Wednesday, March 23, 2011

Crisis Mode

I'm really bad in emergencies. I'm the person who starts running around in circles and asking irrelevant questions about family history of heat rash while someone bleeds to death in front of me. Case in point: I once came upon a woman having a seizure in the parking lot of my favorite burrito joint. Instead of calling 911 immediately, I ran inside the burrito store and told my husband--and fifteen burrito patrons--that I was intending to call 911. (I did make the call and the paramedics arrived and she was fine, by the way).

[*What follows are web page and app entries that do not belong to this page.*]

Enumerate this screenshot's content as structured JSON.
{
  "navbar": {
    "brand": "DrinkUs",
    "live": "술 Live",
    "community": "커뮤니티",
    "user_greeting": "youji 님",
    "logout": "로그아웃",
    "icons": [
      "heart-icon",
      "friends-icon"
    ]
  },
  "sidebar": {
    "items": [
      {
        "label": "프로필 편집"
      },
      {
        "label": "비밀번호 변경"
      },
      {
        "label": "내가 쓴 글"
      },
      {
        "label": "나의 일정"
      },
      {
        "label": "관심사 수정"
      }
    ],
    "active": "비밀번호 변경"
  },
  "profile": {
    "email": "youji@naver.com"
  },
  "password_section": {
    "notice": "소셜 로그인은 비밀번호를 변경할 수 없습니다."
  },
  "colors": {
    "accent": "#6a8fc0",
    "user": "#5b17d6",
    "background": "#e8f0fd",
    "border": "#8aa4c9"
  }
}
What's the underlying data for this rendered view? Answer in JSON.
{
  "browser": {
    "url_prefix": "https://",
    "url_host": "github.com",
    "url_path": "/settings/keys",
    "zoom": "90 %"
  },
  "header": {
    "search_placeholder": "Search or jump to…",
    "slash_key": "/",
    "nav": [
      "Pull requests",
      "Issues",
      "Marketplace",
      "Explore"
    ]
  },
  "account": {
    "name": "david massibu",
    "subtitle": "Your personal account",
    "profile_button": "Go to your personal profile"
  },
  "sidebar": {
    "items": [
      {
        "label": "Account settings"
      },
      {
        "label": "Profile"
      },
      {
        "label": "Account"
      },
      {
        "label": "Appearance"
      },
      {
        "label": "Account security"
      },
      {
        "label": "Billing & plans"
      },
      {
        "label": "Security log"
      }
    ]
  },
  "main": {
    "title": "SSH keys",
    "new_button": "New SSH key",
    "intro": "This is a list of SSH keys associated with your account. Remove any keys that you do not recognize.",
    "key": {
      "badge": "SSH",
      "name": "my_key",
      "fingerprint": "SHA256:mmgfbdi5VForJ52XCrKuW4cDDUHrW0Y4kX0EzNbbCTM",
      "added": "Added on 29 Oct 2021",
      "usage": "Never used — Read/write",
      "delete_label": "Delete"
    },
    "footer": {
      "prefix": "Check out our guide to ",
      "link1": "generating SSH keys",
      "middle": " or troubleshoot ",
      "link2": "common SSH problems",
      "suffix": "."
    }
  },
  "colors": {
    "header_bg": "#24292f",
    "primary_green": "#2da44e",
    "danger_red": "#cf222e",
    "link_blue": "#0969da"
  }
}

So tonight I'm returning home from a walk with my husband when my neighbor yells for me to come and help her. Her sweet little girl had fallen off a chair and cut her finger very badly. Her two other little girls were understandably quite upset. My neighbor asked me to sit with the kids while she rode in the ambulance and met her husband at the hospital. While we waited for the paramedics, my job was to hold a dishtowel on this poor little thing's mangled finger. As soon as I saw the blood, I thought I was going to faint. But this kid is five and managed not to even cry really. She even told me--in great detail--how it all happened. By the time she left in the ambulance, I needed a Xanax. (Think of her poor mom!)

All I can say is thank goodness I'm a real doctor and not a medical doctor! (Credit for that line goes to my friend Rulon Wood who taught me that PhDs are way better degrees than MDs).

(Even though we're all completely useless for the most part.)

(Unless Jane Eyre severs her finger).

Tonight's coveted courage award goes to my five-year-old neighbor, her twin sister, and their little baby sister, all of whom handled themselves with grace and good sense. Let's hope they all grow up to be doctors! I'll stick to PhDing.


  1. Well, I'm hoping you never get a terminal paper cut then. Has anybody ever gotten one of those?

  2. My 80+ year old neighbor called me over once as her husband had fallen down. Turns out, he was completely passed out and wouldn't come to. I had to dial 911 and perform the steps they told me to until the paramedics arrived. Meanwhile, she was talking to me about their dish pattern and that she was thinking about having a garage sale. Seriously. And I couldn't stop staring at his long yellowed toenails. Awful. Anyway, I SUCK at emergencies, too. Good for you for being strong for the 5-year-old and helping out even though it was hard. :)